Dataset rows for apps and sites
════════
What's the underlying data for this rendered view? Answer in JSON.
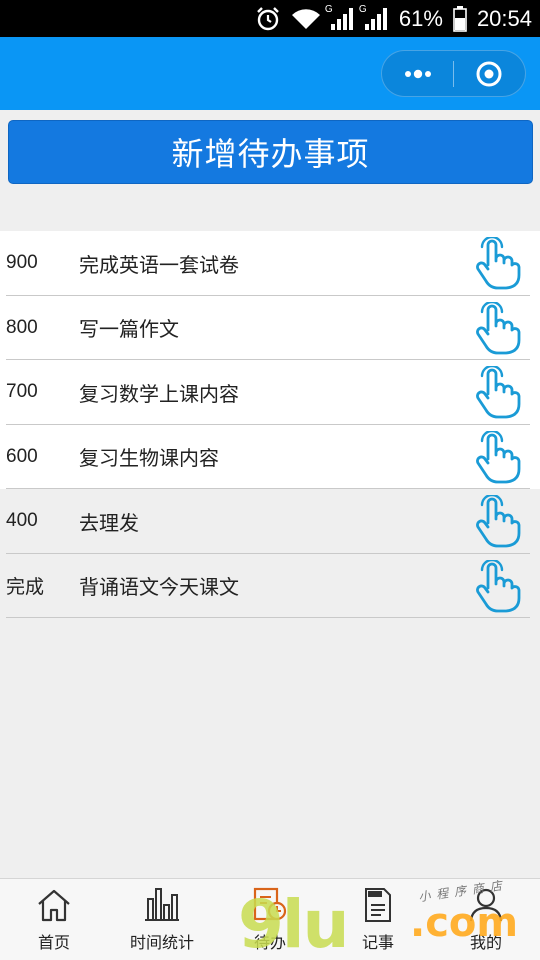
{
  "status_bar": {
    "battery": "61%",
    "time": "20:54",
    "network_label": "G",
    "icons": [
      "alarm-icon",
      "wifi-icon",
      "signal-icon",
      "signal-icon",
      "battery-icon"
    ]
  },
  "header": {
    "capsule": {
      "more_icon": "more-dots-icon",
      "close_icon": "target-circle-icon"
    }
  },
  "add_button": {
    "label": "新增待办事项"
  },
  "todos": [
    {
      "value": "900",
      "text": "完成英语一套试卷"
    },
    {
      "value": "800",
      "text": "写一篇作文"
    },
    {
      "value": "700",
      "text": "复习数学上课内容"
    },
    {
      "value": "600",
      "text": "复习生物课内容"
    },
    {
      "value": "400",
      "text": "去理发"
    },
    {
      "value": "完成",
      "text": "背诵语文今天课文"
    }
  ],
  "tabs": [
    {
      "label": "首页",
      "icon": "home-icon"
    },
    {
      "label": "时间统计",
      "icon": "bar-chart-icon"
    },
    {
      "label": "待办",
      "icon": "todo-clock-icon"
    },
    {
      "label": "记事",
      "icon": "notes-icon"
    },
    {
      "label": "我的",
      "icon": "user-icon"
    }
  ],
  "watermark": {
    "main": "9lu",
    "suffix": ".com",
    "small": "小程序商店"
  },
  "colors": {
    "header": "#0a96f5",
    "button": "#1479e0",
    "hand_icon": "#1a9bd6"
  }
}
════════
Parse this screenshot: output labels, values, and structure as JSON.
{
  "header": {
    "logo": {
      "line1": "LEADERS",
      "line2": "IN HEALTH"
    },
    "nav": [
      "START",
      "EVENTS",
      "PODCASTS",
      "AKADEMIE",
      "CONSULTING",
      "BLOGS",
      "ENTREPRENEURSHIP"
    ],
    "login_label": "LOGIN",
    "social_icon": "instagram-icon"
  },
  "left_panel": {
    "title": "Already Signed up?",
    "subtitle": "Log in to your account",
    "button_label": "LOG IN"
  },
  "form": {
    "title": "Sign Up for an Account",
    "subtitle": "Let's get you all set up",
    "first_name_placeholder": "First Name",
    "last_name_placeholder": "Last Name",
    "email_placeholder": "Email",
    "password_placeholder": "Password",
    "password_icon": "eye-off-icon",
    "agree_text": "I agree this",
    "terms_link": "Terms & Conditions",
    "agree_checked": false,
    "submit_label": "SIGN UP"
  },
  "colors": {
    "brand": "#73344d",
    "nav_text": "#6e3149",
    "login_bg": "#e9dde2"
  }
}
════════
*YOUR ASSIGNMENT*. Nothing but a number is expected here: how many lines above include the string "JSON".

*RESPONSE TO THIS EXERCISE*. 2